It isn’t always necessary to remove adenoids and tonsils unless they get frequently infected or excessively enlarged. Removal of enlarged tonsils and adenoids would be necessary to improve breathing and reduce the number of throat and ear infections.
You will need to visit your ENT clinic for this operation. Therefore, if the dentist notices the enlarged adenoids or tonsils during the dental exams, especially in a child, they’re more likely to recommend a visit to an otolaryngologist since they may be caused by several cold viruses.
If you constantly breathe with your nose or constantly speak with a nasal voice, they may also recommend that you book a consultation with a board-certified ENT specialist. If your dentist detects tonsils in your child during an oral exam, it is prudent that you have the child visit an ENT clinic for proper assessment. Chances are there the tonsils may interfere with the child’s normal jaw and facial development.
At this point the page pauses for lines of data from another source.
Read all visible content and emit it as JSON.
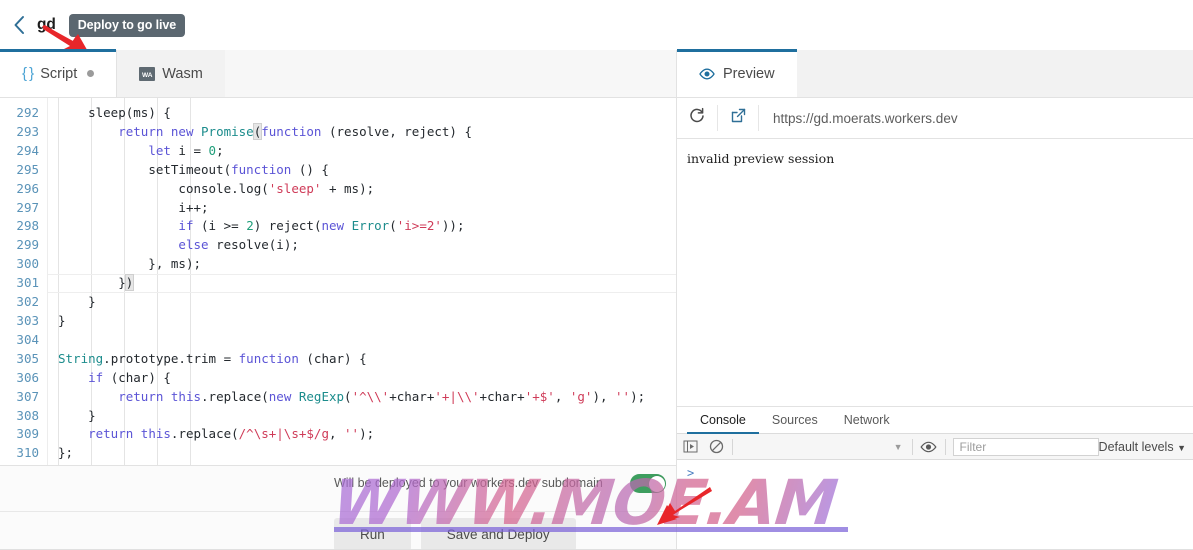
{
  "header": {
    "back_icon": "chevron-left-icon",
    "worker_name": "gd",
    "deploy_badge": "Deploy to go live"
  },
  "editor_tabs": [
    {
      "label": "Script",
      "icon": "curly-braces-icon",
      "has_dot": true,
      "active": true
    },
    {
      "label": "Wasm",
      "icon": "wasm-icon",
      "icon_text": "WA",
      "has_dot": false,
      "active": false
    }
  ],
  "code": {
    "first_line_number": 292,
    "last_line_number": 310,
    "lines": [
      {
        "n": 292,
        "text": "    sleep(ms) {"
      },
      {
        "n": 293,
        "text": "        return new Promise(function (resolve, reject) {"
      },
      {
        "n": 294,
        "text": "            let i = 0;"
      },
      {
        "n": 295,
        "text": "            setTimeout(function () {"
      },
      {
        "n": 296,
        "text": "                console.log('sleep' + ms);"
      },
      {
        "n": 297,
        "text": "                i++;"
      },
      {
        "n": 298,
        "text": "                if (i >= 2) reject(new Error('i>=2'));"
      },
      {
        "n": 299,
        "text": "                else resolve(i);"
      },
      {
        "n": 300,
        "text": "            }, ms);"
      },
      {
        "n": 301,
        "text": "        })"
      },
      {
        "n": 302,
        "text": "    }"
      },
      {
        "n": 303,
        "text": "}"
      },
      {
        "n": 304,
        "text": ""
      },
      {
        "n": 305,
        "text": "String.prototype.trim = function (char) {"
      },
      {
        "n": 306,
        "text": "    if (char) {"
      },
      {
        "n": 307,
        "text": "        return this.replace(new RegExp('^\\\\'+char+'+|\\\\'+char+'+$', 'g'), '');"
      },
      {
        "n": 308,
        "text": "    }"
      },
      {
        "n": 309,
        "text": "    return this.replace(/^\\s+|\\s+$/g, '');"
      },
      {
        "n": 310,
        "text": "};"
      }
    ],
    "cursor_line": 301
  },
  "footer": {
    "note": "Will be deployed to your workers.dev subdomain",
    "toggle_state": "on",
    "run_label": "Run",
    "deploy_label": "Save and Deploy"
  },
  "preview": {
    "tab_label": "Preview",
    "tab_icon": "eye-icon",
    "reload_icon": "reload-icon",
    "open_external_icon": "external-link-icon",
    "url": "https://gd.moerats.workers.dev",
    "body_text": "invalid preview session"
  },
  "devtools": {
    "tabs": [
      {
        "label": "Console",
        "active": true
      },
      {
        "label": "Sources",
        "active": false
      },
      {
        "label": "Network",
        "active": false
      }
    ],
    "toolbar": {
      "context_icon": "execution-context-icon",
      "clear_icon": "clear-console-icon",
      "dropdown_caret": "chevron-down-icon",
      "eye_icon": "live-expression-eye-icon",
      "filter_placeholder": "Filter",
      "levels_label": "Default levels",
      "levels_caret": "▼"
    },
    "prompt_symbol": ">"
  },
  "watermark": {
    "text": "WWW.MOE.AM"
  },
  "colors": {
    "accent": "#1f6f9e",
    "badge_bg": "#5b6770",
    "toggle_on": "#3e9e5f",
    "keyword": "#5b54d6",
    "type": "#1c8c8c",
    "string": "#cf3b58",
    "number": "#1f9e7a",
    "line_number": "#5a93b8",
    "arrow_red": "#e8262a",
    "watermark_purple": "#7b62d8"
  }
}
One of the common oral issues that would warrant a visit to your dentist is bad breath. During the appointment, one of the primary issues they’d usually check for if you’re concerned about bad breath is tooth decay, as it is also mostly manifested through bad breath.
Besides tooth decay, the dentist would also check for gum disease as it is also a common cause of bad breath. If the multiple assessments don’t catch either gum disease or tooth decay, the dentist may suggest a visit to an ENT clinic to check for sinus issues.
Sinus and related respiratory infections could impact your breath, making it smell like feces. Therefore, a detailed exam by a board-certified ENT specialist could help unravel your miseries, get them treated, so you also get to live a normal life.
Other than the bad breath, sinus issues could also manifest themselves in the form of jaw pains. This is relatable since the sinus cavities are located very close to your top teeth roots, making sinus pressure pain feel like it’s your tooth that’s hurting. If the dental exams reveal that gum pain has nothing to do with your teeth or gums, the dentist will most likely suggest that you see an ENT specialist get you checked for sinus issues.
Temporomandibular Joint (TMJ) Disorder
Temporomandibular Joint (TMJ) disorder is a disorder that causes pain in the jaw joints in the muscles controlling your jaw movements. Now, if you also experience what feels like joint pain but the dentist doesn’t detect any probable cause of the pain, chances are high you could be dealing with TMJ disorder.
The dentist may suggest a visit to an ENT clinic for MRI, or CT scans to have you assessed for any joint or problem issues. Now, the ENT can only diagnose your TMJ disorder and treat only minor cases of this condition. For complicated cases that require surgery, you may need to work with a board-certified oral surgeon.
Can you Visit an ENT Clinic without Referral?
You can always visit an ENT clinic without a referral. This would particularly be necessary if you’re dealing with a medical emergency issue, for example, an accident that affected your nasal structures, and you need emergency surgery to save a life or to repair the problem at its earliest stages when it can still be controlled. There are, however, isolated cases where a referral is necessary.
For example, you may need a referral from either your primary doctor or another specialist doctor for example a dentist if you want your treatment costs to be covered by insurance. Depending on your insurance provider, they may insist that you have a referral from a recognized medical practitioner for you to be approved for these claims. Therefore, be sure to always understand your provider’s terms.
Dentists also refer patients to ENT specialists and they’d mostly do so when necessary.